(Exercise) Please return every line in the following data that includes the string "true".

***** Source records

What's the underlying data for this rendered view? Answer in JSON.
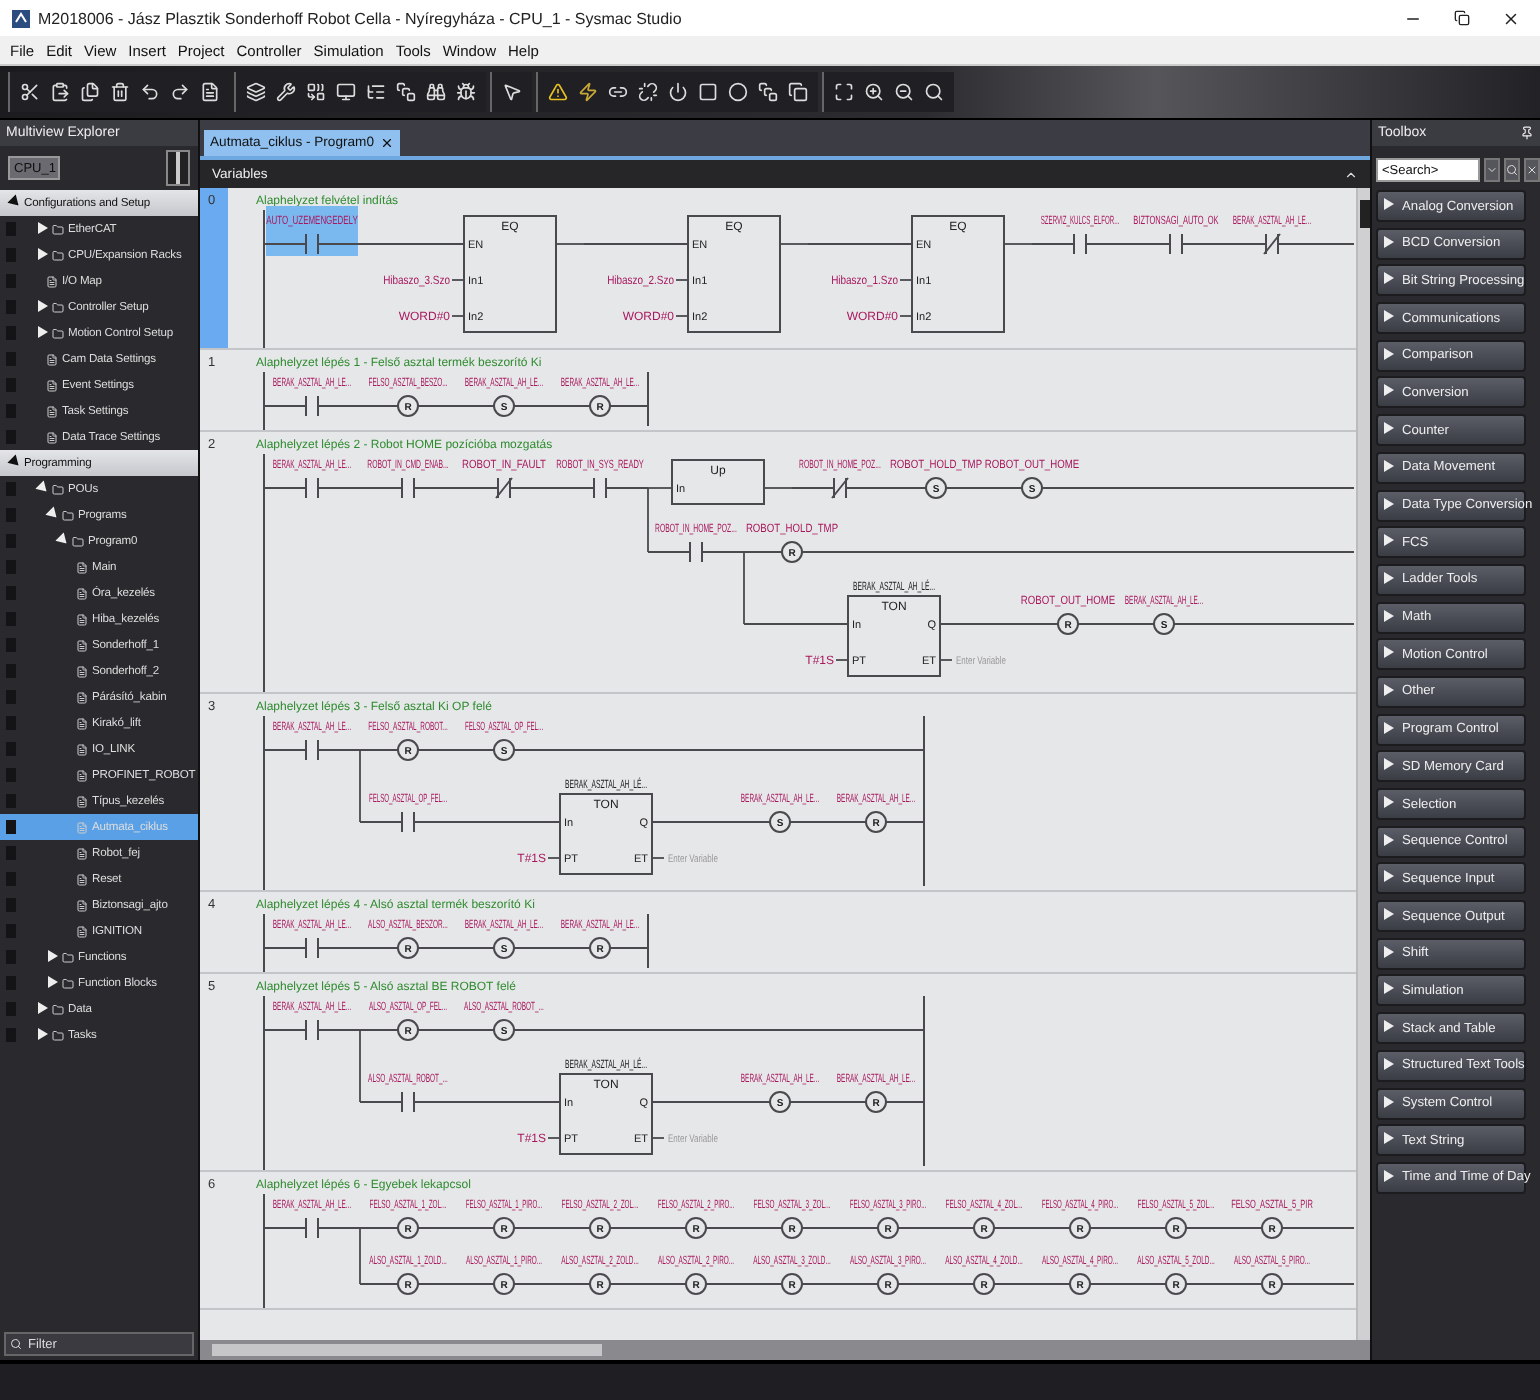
{
  "window": {
    "title": "M2018006 - Jász Plasztik Sonderhoff Robot Cella - Nyíregyháza - CPU_1 - Sysmac Studio"
  },
  "menu": [
    "File",
    "Edit",
    "View",
    "Insert",
    "Project",
    "Controller",
    "Simulation",
    "Tools",
    "Window",
    "Help"
  ],
  "explorer": {
    "title": "Multiview Explorer",
    "device": "CPU_1",
    "filter": "Filter",
    "sections": [
      {
        "label": "Configurations and Setup",
        "expanded": true,
        "selected": false,
        "children": [
          {
            "label": "EtherCAT",
            "expanded": false,
            "selected": false
          },
          {
            "label": "CPU/Expansion Racks",
            "expanded": false,
            "selected": false
          },
          {
            "label": "I/O Map",
            "selected": false
          },
          {
            "label": "Controller Setup",
            "expanded": false,
            "selected": false
          },
          {
            "label": "Motion Control Setup",
            "expanded": false,
            "selected": false
          },
          {
            "label": "Cam Data Settings",
            "selected": false
          },
          {
            "label": "Event Settings",
            "selected": false
          },
          {
            "label": "Task Settings",
            "selected": false
          },
          {
            "label": "Data Trace Settings",
            "selected": false
          }
        ]
      },
      {
        "label": "Programming",
        "expanded": true,
        "selected": false,
        "children": [
          {
            "label": "POUs",
            "expanded": true,
            "selected": false,
            "children": [
              {
                "label": "Programs",
                "expanded": true,
                "selected": false,
                "children": [
                  {
                    "label": "Program0",
                    "expanded": true,
                    "selected": false,
                    "children": [
                      {
                        "label": "Main",
                        "selected": false
                      },
                      {
                        "label": "Óra_kezelés",
                        "selected": false
                      },
                      {
                        "label": "Hiba_kezelés",
                        "selected": false
                      },
                      {
                        "label": "Sonderhoff_1",
                        "selected": false
                      },
                      {
                        "label": "Sonderhoff_2",
                        "selected": false
                      },
                      {
                        "label": "Párásító_kabin",
                        "selected": false
                      },
                      {
                        "label": "Kirakó_lift",
                        "selected": false
                      },
                      {
                        "label": "IO_LINK",
                        "selected": false
                      },
                      {
                        "label": "PROFINET_ROBOT",
                        "selected": false
                      },
                      {
                        "label": "Típus_kezelés",
                        "selected": false
                      },
                      {
                        "label": "Autmata_ciklus",
                        "selected": true
                      },
                      {
                        "label": "Robot_fej",
                        "selected": false
                      },
                      {
                        "label": "Reset",
                        "selected": false
                      },
                      {
                        "label": "Biztonsagi_ajto",
                        "selected": false
                      },
                      {
                        "label": "IGNITION",
                        "selected": false
                      }
                    ]
                  }
                ]
              },
              {
                "label": "Functions",
                "expanded": false,
                "selected": false
              },
              {
                "label": "Function Blocks",
                "expanded": false,
                "selected": false
              }
            ]
          },
          {
            "label": "Data",
            "expanded": false,
            "selected": false
          },
          {
            "label": "Tasks",
            "expanded": false,
            "selected": false
          }
        ]
      }
    ]
  },
  "editor": {
    "tab": {
      "label": "Autmata_ciklus - Program0",
      "selected": true
    },
    "variables_label": "Variables",
    "rungs": [
      {
        "number": "0",
        "selected": true,
        "continues": true,
        "comment": "Alaphelyzet felvétel indítás",
        "elements": [
          {
            "kind": "contact",
            "label": "AUTO_UZEMENGEDELY",
            "selected": true
          },
          {
            "kind": "block",
            "type": "EQ",
            "selected": false,
            "inputs": [
              {
                "pin": "EN"
              },
              {
                "pin": "In1",
                "var": "Hibaszo_3.Szo"
              },
              {
                "pin": "In2",
                "var": "WORD#0"
              }
            ]
          },
          {
            "kind": "block",
            "type": "EQ",
            "selected": false,
            "inputs": [
              {
                "pin": "EN"
              },
              {
                "pin": "In1",
                "var": "Hibaszo_2.Szo"
              },
              {
                "pin": "In2",
                "var": "WORD#0"
              }
            ]
          },
          {
            "kind": "block",
            "type": "EQ",
            "selected": false,
            "inputs": [
              {
                "pin": "EN"
              },
              {
                "pin": "In1",
                "var": "Hibaszo_1.Szo"
              },
              {
                "pin": "In2",
                "var": "WORD#0"
              }
            ]
          },
          {
            "kind": "contact",
            "label": "SZERVIZ_KULCS_ELFOR...",
            "selected": false
          },
          {
            "kind": "contact",
            "label": "BIZTONSAGI_AUTO_OK",
            "selected": false
          },
          {
            "kind": "contact_nc",
            "label": "BERAK_ASZTAL_AH_LE...",
            "selected": false
          }
        ]
      },
      {
        "number": "1",
        "selected": false,
        "continues": false,
        "comment": "Alaphelyzet lépés 1 - Felső asztal termék beszorító Ki",
        "elements": [
          {
            "kind": "contact",
            "label": "BERAK_ASZTAL_AH_LE...",
            "selected": false
          },
          {
            "kind": "coil",
            "letter": "R",
            "label": "FELSO_ASZTAL_BESZO...",
            "selected": false
          },
          {
            "kind": "coil",
            "letter": "S",
            "label": "BERAK_ASZTAL_AH_LE...",
            "selected": false
          },
          {
            "kind": "coil",
            "letter": "R",
            "label": "BERAK_ASZTAL_AH_LE...",
            "selected": false
          }
        ]
      },
      {
        "number": "2",
        "selected": false,
        "continues": true,
        "comment": "Alaphelyzet lépés 2 - Robot HOME pozícióba mozgatás",
        "elements": [
          {
            "kind": "contact",
            "label": "BERAK_ASZTAL_AH_LE...",
            "selected": false
          },
          {
            "kind": "contact",
            "label": "ROBOT_IN_CMD_ENAB...",
            "selected": false
          },
          {
            "kind": "contact_nc",
            "label": "ROBOT_IN_FAULT",
            "selected": false
          },
          {
            "kind": "contact",
            "label": "ROBOT_IN_SYS_READY",
            "selected": false,
            "branch": {
              "elements": [
                {
                  "kind": "contact",
                  "label": "ROBOT_IN_HOME_POZ...",
                  "selected": false,
                  "branch": {
                    "elements": [
                      {
                        "kind": "block",
                        "type": "TON",
                        "instance": "BERAK_ASZTAL_AH_LÉ...",
                        "selected": false,
                        "inputs": [
                          {
                            "pin": "In"
                          },
                          {
                            "pin": "PT",
                            "var": "T#1S"
                          }
                        ],
                        "outputs": [
                          {
                            "pin": "Q"
                          },
                          {
                            "pin": "ET",
                            "placeholder": "Enter Variable"
                          }
                        ]
                      },
                      {
                        "kind": "coil",
                        "letter": "R",
                        "label": "ROBOT_OUT_HOME",
                        "selected": false
                      },
                      {
                        "kind": "coil",
                        "letter": "S",
                        "label": "BERAK_ASZTAL_AH_LE...",
                        "selected": false
                      }
                    ]
                  }
                },
                {
                  "kind": "coil",
                  "letter": "R",
                  "label": "ROBOT_HOLD_TMP",
                  "selected": false
                }
              ]
            }
          },
          {
            "kind": "block",
            "type": "Up",
            "selected": false,
            "inputs": [
              {
                "pin": "In"
              }
            ]
          },
          {
            "kind": "contact_nc",
            "label": "ROBOT_IN_HOME_POZ...",
            "selected": false
          },
          {
            "kind": "coil",
            "letter": "S",
            "label": "ROBOT_HOLD_TMP",
            "selected": false
          },
          {
            "kind": "coil",
            "letter": "S",
            "label": "ROBOT_OUT_HOME",
            "selected": false
          }
        ]
      },
      {
        "number": "3",
        "selected": false,
        "continues": false,
        "comment": "Alaphelyzet lépés 3 - Felső asztal Ki OP felé",
        "elements": [
          {
            "kind": "contact",
            "label": "BERAK_ASZTAL_AH_LE...",
            "selected": false,
            "branch": {
              "elements": [
                {
                  "kind": "contact",
                  "label": "FELSO_ASZTAL_OP_FEL...",
                  "selected": false
                },
                {
                  "kind": "block",
                  "type": "TON",
                  "instance": "BERAK_ASZTAL_AH_LÉ...",
                  "selected": false,
                  "inputs": [
                    {
                      "pin": "In"
                    },
                    {
                      "pin": "PT",
                      "var": "T#1S"
                    }
                  ],
                  "outputs": [
                    {
                      "pin": "Q"
                    },
                    {
                      "pin": "ET",
                      "placeholder": "Enter Variable"
                    }
                  ]
                },
                {
                  "kind": "coil",
                  "letter": "S",
                  "label": "BERAK_ASZTAL_AH_LE...",
                  "selected": false
                },
                {
                  "kind": "coil",
                  "letter": "R",
                  "label": "BERAK_ASZTAL_AH_LE...",
                  "selected": false
                }
              ]
            }
          },
          {
            "kind": "coil",
            "letter": "R",
            "label": "FELSO_ASZTAL_ROBOT...",
            "selected": false
          },
          {
            "kind": "coil",
            "letter": "S",
            "label": "FELSO_ASZTAL_OP_FEL...",
            "selected": false
          }
        ]
      },
      {
        "number": "4",
        "selected": false,
        "continues": false,
        "comment": "Alaphelyzet lépés 4 - Alsó asztal termék beszorító Ki",
        "elements": [
          {
            "kind": "contact",
            "label": "BERAK_ASZTAL_AH_LE...",
            "selected": false
          },
          {
            "kind": "coil",
            "letter": "R",
            "label": "ALSO_ASZTAL_BESZOR...",
            "selected": false
          },
          {
            "kind": "coil",
            "letter": "S",
            "label": "BERAK_ASZTAL_AH_LE...",
            "selected": false
          },
          {
            "kind": "coil",
            "letter": "R",
            "label": "BERAK_ASZTAL_AH_LE...",
            "selected": false
          }
        ]
      },
      {
        "number": "5",
        "selected": false,
        "continues": false,
        "comment": "Alaphelyzet lépés 5 - Alsó asztal BE ROBOT felé",
        "elements": [
          {
            "kind": "contact",
            "label": "BERAK_ASZTAL_AH_LE...",
            "selected": false,
            "branch": {
              "elements": [
                {
                  "kind": "contact",
                  "label": "ALSO_ASZTAL_ROBOT_...",
                  "selected": false
                },
                {
                  "kind": "block",
                  "type": "TON",
                  "instance": "BERAK_ASZTAL_AH_LÉ...",
                  "selected": false,
                  "inputs": [
                    {
                      "pin": "In"
                    },
                    {
                      "pin": "PT",
                      "var": "T#1S"
                    }
                  ],
                  "outputs": [
                    {
                      "pin": "Q"
                    },
                    {
                      "pin": "ET",
                      "placeholder": "Enter Variable"
                    }
                  ]
                },
                {
                  "kind": "coil",
                  "letter": "S",
                  "label": "BERAK_ASZTAL_AH_LE...",
                  "selected": false
                },
                {
                  "kind": "coil",
                  "letter": "R",
                  "label": "BERAK_ASZTAL_AH_LE...",
                  "selected": false
                }
              ]
            }
          },
          {
            "kind": "coil",
            "letter": "R",
            "label": "ALSO_ASZTAL_OP_FEL...",
            "selected": false
          },
          {
            "kind": "coil",
            "letter": "S",
            "label": "ALSO_ASZTAL_ROBOT_...",
            "selected": false
          }
        ]
      },
      {
        "number": "6",
        "selected": false,
        "continues": true,
        "comment": "Alaphelyzet lépés 6 - Egyebek lekapcsol",
        "elements": [
          {
            "kind": "contact",
            "label": "BERAK_ASZTAL_AH_LE...",
            "selected": false,
            "branch": {
              "elements": [
                {
                  "kind": "coil",
                  "letter": "R",
                  "label": "ALSO_ASZTAL_1_ZOLD...",
                  "selected": false
                },
                {
                  "kind": "coil",
                  "letter": "R",
                  "label": "ALSO_ASZTAL_1_PIRO...",
                  "selected": false
                },
                {
                  "kind": "coil",
                  "letter": "R",
                  "label": "ALSO_ASZTAL_2_ZOLD...",
                  "selected": false
                },
                {
                  "kind": "coil",
                  "letter": "R",
                  "label": "ALSO_ASZTAL_2_PIRO...",
                  "selected": false
                },
                {
                  "kind": "coil",
                  "letter": "R",
                  "label": "ALSO_ASZTAL_3_ZOLD...",
                  "selected": false
                },
                {
                  "kind": "coil",
                  "letter": "R",
                  "label": "ALSO_ASZTAL_3_PIRO...",
                  "selected": false
                },
                {
                  "kind": "coil",
                  "letter": "R",
                  "label": "ALSO_ASZTAL_4_ZOLD...",
                  "selected": false
                },
                {
                  "kind": "coil",
                  "letter": "R",
                  "label": "ALSO_ASZTAL_4_PIRO...",
                  "selected": false
                },
                {
                  "kind": "coil",
                  "letter": "R",
                  "label": "ALSO_ASZTAL_5_ZOLD...",
                  "selected": false
                },
                {
                  "kind": "coil",
                  "letter": "R",
                  "label": "ALSO_ASZTAL_5_PIRO...",
                  "selected": false
                }
              ]
            }
          },
          {
            "kind": "coil",
            "letter": "R",
            "label": "FELSO_ASZTAL_1_ZOL...",
            "selected": false
          },
          {
            "kind": "coil",
            "letter": "R",
            "label": "FELSO_ASZTAL_1_PIRO...",
            "selected": false
          },
          {
            "kind": "coil",
            "letter": "R",
            "label": "FELSO_ASZTAL_2_ZOL...",
            "selected": false
          },
          {
            "kind": "coil",
            "letter": "R",
            "label": "FELSO_ASZTAL_2_PIRO...",
            "selected": false
          },
          {
            "kind": "coil",
            "letter": "R",
            "label": "FELSO_ASZTAL_3_ZOL...",
            "selected": false
          },
          {
            "kind": "coil",
            "letter": "R",
            "label": "FELSO_ASZTAL_3_PIRO...",
            "selected": false
          },
          {
            "kind": "coil",
            "letter": "R",
            "label": "FELSO_ASZTAL_4_ZOL...",
            "selected": false
          },
          {
            "kind": "coil",
            "letter": "R",
            "label": "FELSO_ASZTAL_4_PIRO...",
            "selected": false
          },
          {
            "kind": "coil",
            "letter": "R",
            "label": "FELSO_ASZTAL_5_ZOL...",
            "selected": false
          },
          {
            "kind": "coil",
            "letter": "R",
            "label": "FELSO_ASZTAL_5_PIR",
            "selected": false
          }
        ]
      }
    ]
  },
  "toolbox": {
    "title": "Toolbox",
    "search": {
      "placeholder": "<Search>"
    },
    "categories": [
      {
        "label": "Analog Conversion",
        "expanded": false
      },
      {
        "label": "BCD Conversion",
        "expanded": false
      },
      {
        "label": "Bit String Processing",
        "expanded": false
      },
      {
        "label": "Communications",
        "expanded": false
      },
      {
        "label": "Comparison",
        "expanded": false
      },
      {
        "label": "Conversion",
        "expanded": false
      },
      {
        "label": "Counter",
        "expanded": false
      },
      {
        "label": "Data Movement",
        "expanded": false
      },
      {
        "label": "Data Type Conversion",
        "expanded": false
      },
      {
        "label": "FCS",
        "expanded": false
      },
      {
        "label": "Ladder Tools",
        "expanded": false
      },
      {
        "label": "Math",
        "expanded": false
      },
      {
        "label": "Motion Control",
        "expanded": false
      },
      {
        "label": "Other",
        "expanded": false
      },
      {
        "label": "Program Control",
        "expanded": false
      },
      {
        "label": "SD Memory Card",
        "expanded": false
      },
      {
        "label": "Selection",
        "expanded": false
      },
      {
        "label": "Sequence Control",
        "expanded": false
      },
      {
        "label": "Sequence Input",
        "expanded": false
      },
      {
        "label": "Sequence Output",
        "expanded": false
      },
      {
        "label": "Shift",
        "expanded": false
      },
      {
        "label": "Simulation",
        "expanded": false
      },
      {
        "label": "Stack and Table",
        "expanded": false
      },
      {
        "label": "Structured Text Tools",
        "expanded": false
      },
      {
        "label": "System Control",
        "expanded": false
      },
      {
        "label": "Text String",
        "expanded": false
      },
      {
        "label": "Time and Time of Day",
        "expanded": false
      }
    ]
  }
}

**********

(Written response)
        "expanded": true,
        "expanded": true,
            "expanded": true,
                "expanded": true,
                    "expanded": true,
                        "selected": true
      "selected": true
        "selected": true,
        "continues": true,
            "selected": true
        "continues": true,
        "continues": true,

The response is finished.